• [Exercise aim]: Pictures aside, print all of the data below exactly as written.

• [Provided data]:
● ● ● ● ● ● ●
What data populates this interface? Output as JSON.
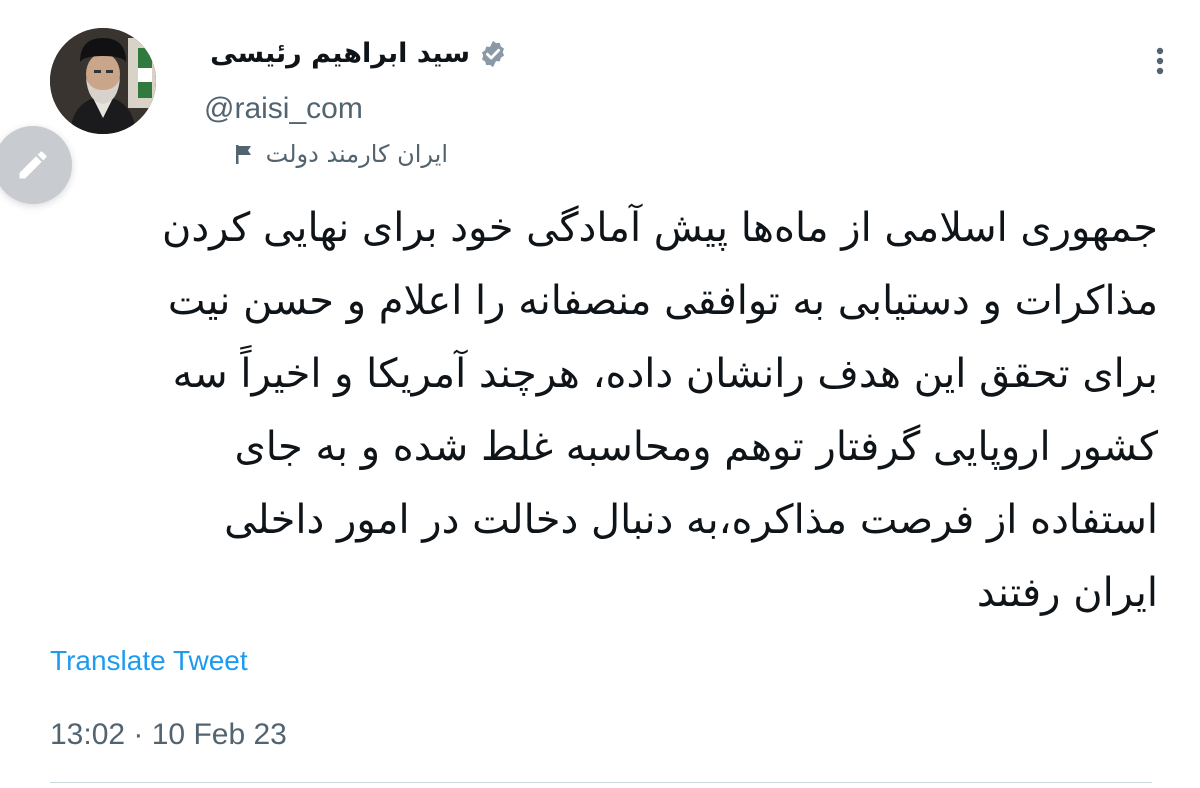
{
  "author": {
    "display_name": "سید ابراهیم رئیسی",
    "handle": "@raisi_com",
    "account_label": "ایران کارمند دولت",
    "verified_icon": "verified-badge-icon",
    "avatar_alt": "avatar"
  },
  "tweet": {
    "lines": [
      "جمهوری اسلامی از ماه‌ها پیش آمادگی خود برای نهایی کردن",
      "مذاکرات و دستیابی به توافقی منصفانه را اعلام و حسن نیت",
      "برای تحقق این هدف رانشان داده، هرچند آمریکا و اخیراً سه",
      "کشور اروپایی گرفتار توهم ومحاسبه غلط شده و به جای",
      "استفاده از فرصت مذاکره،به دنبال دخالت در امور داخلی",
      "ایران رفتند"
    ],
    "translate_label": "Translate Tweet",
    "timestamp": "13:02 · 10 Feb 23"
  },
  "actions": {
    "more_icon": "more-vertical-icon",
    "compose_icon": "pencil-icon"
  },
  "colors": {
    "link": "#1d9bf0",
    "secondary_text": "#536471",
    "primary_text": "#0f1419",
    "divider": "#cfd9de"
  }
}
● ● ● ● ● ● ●
• [Solution below]:
What data populates this interface? Output as JSON.
{
  "author": {
    "display_name": "سید ابراهیم رئیسی",
    "handle": "@raisi_com",
    "account_label": "ایران کارمند دولت",
    "verified_icon": "verified-badge-icon",
    "avatar_alt": "avatar"
  },
  "tweet": {
    "lines": [
      "جمهوری اسلامی از ماه‌ها پیش آمادگی خود برای نهایی کردن",
      "مذاکرات و دستیابی به توافقی منصفانه را اعلام و حسن نیت",
      "برای تحقق این هدف رانشان داده، هرچند آمریکا و اخیراً سه",
      "کشور اروپایی گرفتار توهم ومحاسبه غلط شده و به جای",
      "استفاده از فرصت مذاکره،به دنبال دخالت در امور داخلی",
      "ایران رفتند"
    ],
    "translate_label": "Translate Tweet",
    "timestamp": "13:02 · 10 Feb 23"
  },
  "actions": {
    "more_icon": "more-vertical-icon",
    "compose_icon": "pencil-icon"
  },
  "colors": {
    "link": "#1d9bf0",
    "secondary_text": "#536471",
    "primary_text": "#0f1419",
    "divider": "#cfd9de"
  }
}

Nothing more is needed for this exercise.